"Tremulous needs better GRAFIX" Discussion

I always see some variation of this idea even way back in 2006.

“Tremulous needs better graphics!”

I think its high-time we finally had a discussion on GrangerHub on why this comes up. What are “graphics”? Why do we need them to be improved in Tremulous? What does it take to make “good” graphics? Should we focus on them? Are they based on style or whats available in the renderer? Etc.

I highly suggest that before you reply with your own thoughts, to read Valve’s PDF on how they designed Team Fortress 2’s visuals to serve it’s gameplay:


In my opinion better graphics are not a huge deal. sure better graphics are nice but I dont feel its that big of a deal since it doesnt effect the gameplay too much.

Hendrich’s point is that before we improve the graphics of Tremulous, we need to define what it means to have better graphics for Tremulous. Simply making Trem’s graphics look more “realistic” may not only be unecessary, but actually get in the way of the game play. Game play should be our number one priority in the next version of trem (besides also having a client & a server that is non buggy and efficient to download/install/setup/use). So when we improvement of the graphics of trem should be done with the aim to add to the gameplay, or should not be done at all.

I’m against realistic style graphics. Take a look at Unvanquished. Looks so jerky and stiff, it’s like the human ice skating effect is very significant compared to in tremulous, and is comparable to the bricked character animations in Uberstrike (Don’t play this game, it’s a rip-off pay-to-win).
Alien feet also are small, animations need to be super fast.
I’ve tried modifying the human walk and run animation to synchronise with their default running/walk speed at g_speed = 320 ups and if you ask me, it’s like a toddler running around with their super fast legs. But not that bad.
But if you applied similar things to something like well, the Marauder, the Marauder’s animation would seem soo fast it doesn’t even look “efficient” since the leg movement arc isn’t that much.

We could try HD-models however who is going to take that effort?
We could try HD-character textures, sure, fine. Some people can do that easily by doubling the texture map resolution and adding noise to it.
But sounds, we better not fall into the same scenario that Tremulous 1.2 went in.\

My problem with this statement is that Unvanquished has made it clear that its in early alpha and most of it’s visual assets are subject to major overhauls at any time. I’ll reserve judgement on what Unvanquished artstyle is aiming for when the developers themselves nail down a concrete vision.

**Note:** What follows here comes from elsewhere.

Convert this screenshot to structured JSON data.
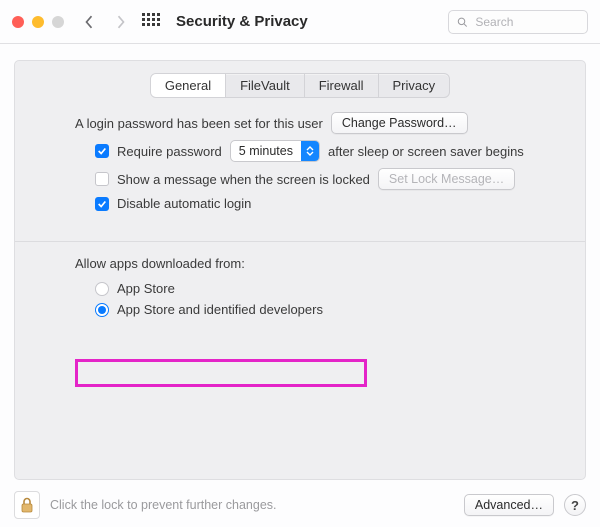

It’s important to explain what “realistic” means so we can better understand what this actually means and not confuse it with “unrealistic” artstyles. I think it would be helpful if you explained this term in your own words.

To me, “realisim” is when the art imitates (to the best of the developer’s ability) objects, maps, lighting and animations (etc) that we could see behave in the real world. I use “imitate” loosely because despite many games trying to push polygon counts and fancy rendering effects to make games look “realistic”, instead artists still employ stylistic techniques to make the game look “better” over trying to make it “photorealistic”. Example:

I think alot of people would look at this screenshot of Evolve (Alien team/survival FPS) and say it has a “realistic” artstyle, but we need to ask ourselves if this is truly the case. The lighting is certainly impressive and does try to behave like actual illumination, as well as the reaction it has against the Alien’s skin. However, noone would look at this and be tricked for even a second that this is “real” because if we look at the finer details, we see that the textures have a “painterly” look to them. The guns are oddly reflective, the grass seems flat, the right-sided alien vegetation use smart use of textures to give the impression that they have holes inside of them, chromatic aberration and haze are used in ways they would never appear in real life, you can see the proportions of the models are exaggerated, etc. There are things in this image that are clearly both stylized and “realistic” and the game tries to make good use of both in tandem so that the image you see would look impressive for a AAA shooter in 2015.

I wouldn’t call this “realistic” but rather “stylized realisim” like the kind you see done for big-budget movies and CGI trailers today. The reason I’m emphasizing the difference between “realistic” and “stylized realistic” artstyles is that the difference between what you can do in one compared to the other is significant.

One lets you get away with exaggerating models, gunfire, lighting, etc while trying to maintain some ground in how those visuals would react against more natural lightsouces, models, sprites, etc. “Realistic” artstyle would demand that despite the limitations of your renderer, art skills, time, etc you try to imitate the real world as best as you possibly can. A good example of this is Arma 3:

To summarize my whole spiel, my argument is this: artstyle can be nuanced and we don’t have to commit to making Tremulous only look “realistic” or “cartoony”. We can still have a game with realistic lighting, weighty animations and all the rendering whistles we want, but still have exaggerated models and stylized textures that will still look good even with all the settings cranked down.


We just gotta decide what exactly thats going to look like. One point you brought up is something I’d agree with:

ie. We’re going to need competent artists who are willing to balance issues like these out with the programmers.

Noone for now. :wink:

Well to be honest I like our current sarge model body proportions. Not quite cartoony but not quite realistic.